> _Your goal_
Each line in the records below that has the word "icon" should be copied.

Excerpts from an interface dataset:
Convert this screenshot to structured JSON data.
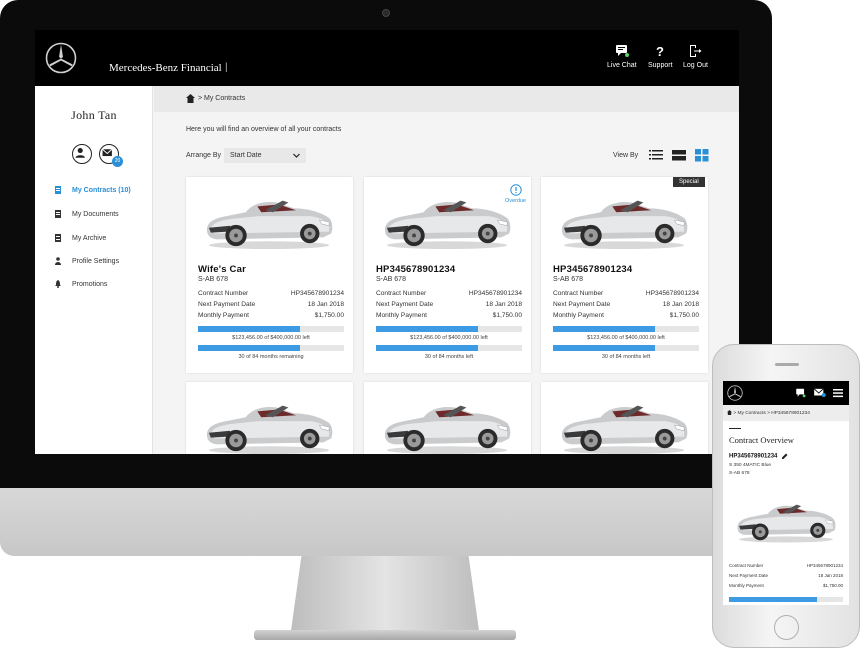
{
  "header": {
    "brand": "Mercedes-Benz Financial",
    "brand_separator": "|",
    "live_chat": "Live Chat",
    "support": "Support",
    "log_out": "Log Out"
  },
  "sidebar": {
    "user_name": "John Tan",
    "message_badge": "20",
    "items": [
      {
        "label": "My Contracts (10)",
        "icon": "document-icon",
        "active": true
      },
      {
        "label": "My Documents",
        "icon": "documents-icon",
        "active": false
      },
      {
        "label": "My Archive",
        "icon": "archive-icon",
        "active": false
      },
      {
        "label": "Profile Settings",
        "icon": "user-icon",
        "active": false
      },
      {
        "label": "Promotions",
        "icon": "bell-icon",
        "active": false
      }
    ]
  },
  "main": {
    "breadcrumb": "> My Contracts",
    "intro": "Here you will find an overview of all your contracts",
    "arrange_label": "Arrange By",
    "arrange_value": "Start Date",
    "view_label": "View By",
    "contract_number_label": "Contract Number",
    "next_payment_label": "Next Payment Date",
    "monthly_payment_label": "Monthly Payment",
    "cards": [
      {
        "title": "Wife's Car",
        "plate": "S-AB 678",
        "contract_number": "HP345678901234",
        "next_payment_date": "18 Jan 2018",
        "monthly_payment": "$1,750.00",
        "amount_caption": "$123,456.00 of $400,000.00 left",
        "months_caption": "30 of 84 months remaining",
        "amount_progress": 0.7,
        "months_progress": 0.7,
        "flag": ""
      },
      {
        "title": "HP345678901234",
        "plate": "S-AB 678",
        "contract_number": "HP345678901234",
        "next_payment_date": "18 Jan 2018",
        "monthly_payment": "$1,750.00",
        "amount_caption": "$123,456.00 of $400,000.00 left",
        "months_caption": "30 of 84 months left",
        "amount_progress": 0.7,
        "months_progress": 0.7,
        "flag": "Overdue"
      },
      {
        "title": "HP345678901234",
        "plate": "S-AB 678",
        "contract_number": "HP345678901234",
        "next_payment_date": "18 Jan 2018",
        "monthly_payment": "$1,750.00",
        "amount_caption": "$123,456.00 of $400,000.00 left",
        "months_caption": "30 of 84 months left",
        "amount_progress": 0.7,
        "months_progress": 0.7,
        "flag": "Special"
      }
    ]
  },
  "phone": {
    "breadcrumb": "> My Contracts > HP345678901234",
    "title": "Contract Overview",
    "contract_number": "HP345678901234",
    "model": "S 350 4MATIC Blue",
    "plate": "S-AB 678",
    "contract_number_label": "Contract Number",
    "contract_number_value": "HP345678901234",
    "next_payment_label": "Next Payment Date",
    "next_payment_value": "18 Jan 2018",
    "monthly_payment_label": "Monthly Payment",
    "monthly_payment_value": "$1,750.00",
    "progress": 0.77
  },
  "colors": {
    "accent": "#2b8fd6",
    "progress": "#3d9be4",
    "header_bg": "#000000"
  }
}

> _Answer for this exercise_
        "icon": "document-icon",
        "icon": "documents-icon",
        "icon": "archive-icon",
        "icon": "user-icon",
        "icon": "bell-icon",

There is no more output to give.